Murphy, Kevin M. and Topel, Robert H. (2006) The value of health and longevity. Journal of Political Economy 114 (5): 871904.
National Cancer Institute (2017) Enhancing Drug Discovery and Development, https://www.cancer.gov/research/areas/treatment/enhancing-drug-discovery, accessed 1 June 2018.
National Science Foundation (2017) R&D Expenditures by Industry Category, http://wayback.archive-it.org/5902/20150819114914/http:/www.nsf.gov/statistics/nsf00301/expendit.htm#intensity, accessed 1 June 2018.
Nordhaus, William D. (2005) Irving fisher and the contribution of improved longevity to living standards.

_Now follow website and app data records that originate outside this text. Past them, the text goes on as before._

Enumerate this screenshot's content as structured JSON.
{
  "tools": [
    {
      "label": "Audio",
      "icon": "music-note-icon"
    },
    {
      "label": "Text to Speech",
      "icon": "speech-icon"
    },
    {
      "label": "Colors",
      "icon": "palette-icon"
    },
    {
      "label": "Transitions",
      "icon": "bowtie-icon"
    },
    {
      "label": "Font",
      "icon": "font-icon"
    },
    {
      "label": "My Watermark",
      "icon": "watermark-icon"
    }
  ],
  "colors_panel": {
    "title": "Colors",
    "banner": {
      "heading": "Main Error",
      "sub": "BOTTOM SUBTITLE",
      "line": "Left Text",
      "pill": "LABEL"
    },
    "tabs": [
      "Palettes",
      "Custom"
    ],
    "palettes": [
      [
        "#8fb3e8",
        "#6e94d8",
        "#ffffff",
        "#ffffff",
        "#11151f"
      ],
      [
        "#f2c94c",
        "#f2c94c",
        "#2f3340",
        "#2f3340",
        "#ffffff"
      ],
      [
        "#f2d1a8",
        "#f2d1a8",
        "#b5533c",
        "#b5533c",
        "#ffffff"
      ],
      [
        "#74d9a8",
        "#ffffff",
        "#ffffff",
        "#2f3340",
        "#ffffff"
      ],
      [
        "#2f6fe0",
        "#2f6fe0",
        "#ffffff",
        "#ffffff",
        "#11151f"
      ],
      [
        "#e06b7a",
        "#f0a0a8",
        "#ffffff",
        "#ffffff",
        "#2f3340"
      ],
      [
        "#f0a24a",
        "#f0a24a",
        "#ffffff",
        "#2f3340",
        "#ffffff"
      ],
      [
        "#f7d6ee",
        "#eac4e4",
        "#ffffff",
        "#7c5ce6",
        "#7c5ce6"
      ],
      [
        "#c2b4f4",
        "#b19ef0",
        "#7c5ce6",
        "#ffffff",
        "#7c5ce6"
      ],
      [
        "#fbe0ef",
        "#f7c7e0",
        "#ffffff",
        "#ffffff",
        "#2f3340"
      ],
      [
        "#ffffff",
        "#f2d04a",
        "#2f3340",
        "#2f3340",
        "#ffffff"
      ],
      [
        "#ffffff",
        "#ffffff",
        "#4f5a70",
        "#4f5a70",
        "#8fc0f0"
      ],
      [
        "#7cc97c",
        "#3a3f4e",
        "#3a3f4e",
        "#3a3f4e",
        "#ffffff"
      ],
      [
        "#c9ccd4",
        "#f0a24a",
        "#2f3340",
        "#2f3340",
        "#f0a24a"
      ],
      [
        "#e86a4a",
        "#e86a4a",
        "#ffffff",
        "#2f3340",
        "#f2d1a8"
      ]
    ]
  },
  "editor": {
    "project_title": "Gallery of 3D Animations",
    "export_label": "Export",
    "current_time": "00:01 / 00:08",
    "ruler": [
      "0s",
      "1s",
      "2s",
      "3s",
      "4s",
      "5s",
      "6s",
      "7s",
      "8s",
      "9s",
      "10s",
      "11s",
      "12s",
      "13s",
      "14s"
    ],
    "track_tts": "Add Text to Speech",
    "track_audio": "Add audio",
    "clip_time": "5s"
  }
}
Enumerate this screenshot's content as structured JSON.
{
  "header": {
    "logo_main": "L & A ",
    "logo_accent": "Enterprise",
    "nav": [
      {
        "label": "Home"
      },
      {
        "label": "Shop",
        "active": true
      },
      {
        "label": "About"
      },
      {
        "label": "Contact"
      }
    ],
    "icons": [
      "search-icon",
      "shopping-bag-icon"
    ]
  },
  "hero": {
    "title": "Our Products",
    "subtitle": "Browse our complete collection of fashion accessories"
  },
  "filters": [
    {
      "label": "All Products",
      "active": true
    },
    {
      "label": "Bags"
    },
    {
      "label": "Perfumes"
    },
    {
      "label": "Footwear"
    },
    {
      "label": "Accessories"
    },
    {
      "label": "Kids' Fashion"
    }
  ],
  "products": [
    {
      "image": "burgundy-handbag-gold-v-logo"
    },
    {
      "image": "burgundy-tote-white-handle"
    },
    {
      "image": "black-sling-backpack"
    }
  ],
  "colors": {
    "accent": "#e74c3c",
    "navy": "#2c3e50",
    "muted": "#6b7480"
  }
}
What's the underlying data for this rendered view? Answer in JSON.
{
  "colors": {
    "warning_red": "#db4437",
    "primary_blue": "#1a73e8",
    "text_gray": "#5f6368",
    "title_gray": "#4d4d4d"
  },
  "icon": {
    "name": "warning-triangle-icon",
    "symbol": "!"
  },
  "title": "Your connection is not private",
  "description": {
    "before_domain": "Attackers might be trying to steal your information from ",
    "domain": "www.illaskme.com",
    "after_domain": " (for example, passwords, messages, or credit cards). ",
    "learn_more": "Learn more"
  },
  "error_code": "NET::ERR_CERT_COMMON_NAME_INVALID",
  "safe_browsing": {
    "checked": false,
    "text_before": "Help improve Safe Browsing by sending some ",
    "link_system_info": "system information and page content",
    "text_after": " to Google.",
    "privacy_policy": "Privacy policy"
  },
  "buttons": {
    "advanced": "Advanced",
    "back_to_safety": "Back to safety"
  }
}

American Journal of Economics and Sociology 64 (1), 367392.
OECD (2017) OECD Health Statistics database, http://www.oecd.org/els/health-systems/health-data.htm, accessed 1 June 2018.
Patterson, Gregory S. (2012) The Business of Ideas: The Highs and Lows of Inventing and Extracting Revenue from Intellectual Property. AuthorHouse (Bloomington, IN).
Romer, Paul M. (1990) Endogenous technological change. Journal of Political Economy 98 (5, Pt. 2), S71–S102.
Sampat, Bhaven and Lichtenberg, Frank R. (2011) What are the respective roles of the public and private sectors in pharmaceutical innovation?. Health Affairs 30 (2), 332339.
Solow, Robert (1960) Investment and technological progress. In Arrow, Kenneth, Karlin, Samuel, and Suppes, Patrick (eds.), Mathematical Methods in the Social Sciences, 1959, Stanford, CA: Stanford University Press, pp. 89104.
Somaini, Paulo and Wolak, Frank A. (2016) An algorithm to estimate the two-way fixed effects model. Journal of Econometric Methods 5 (1), 143152.
United Nations (2017) Human Development Index (HDI) | Human Development Reports, http://hdr.undp.org/en/content/human-development-index-hdi, accessed 1 June 2018.
World Health Organization (2016a) Global Health Estimates 2015: Disease Burden by Cause, Age, Sex, by Country and by Region, 2000–2015. Geneva: World Health Organization.
World Health Organization (2016b) Global Health Estimates 2015: Deaths by Cause, Age, Sex, by Country and by Region, 2000–2015. Geneva: World Health Organization. http://www.who.int/healthinfo/global_burden_disease/estimates/en/index1.html.
World Health Organization (2017a) WHO methods and data sources for global burden of disease estimates 2000-2015, Global Health Estimates Technical Paper WHO/HIS/IER/GHE/2017.1, January, http://www.who.int/healthinfo/global_burden_disease/GlobalDALYmethods_2000_2015.pdf
World Health Organization (2017b) WHO methods and data sources for country-level causes of death 2000-2015, Global Health Estimates Technical Paper WHO/HIS/IER/GHE/2016.3, Department of Information, Evidence and Research, http://www.who.int/healthinfo/global_burden_disease/GlobalCOD_method_2000_2015.pdf.

Keywords

Metrics

Full text views

Total number of HTML views: 0
Total number of PDF views: 0 *
Loading metrics...

Abstract views

Total abstract views: 0 *
Loading metrics...

* Views captured on Cambridge Core between <date>. This data will be updated every 24 hours.

Usage data cannot currently be displayed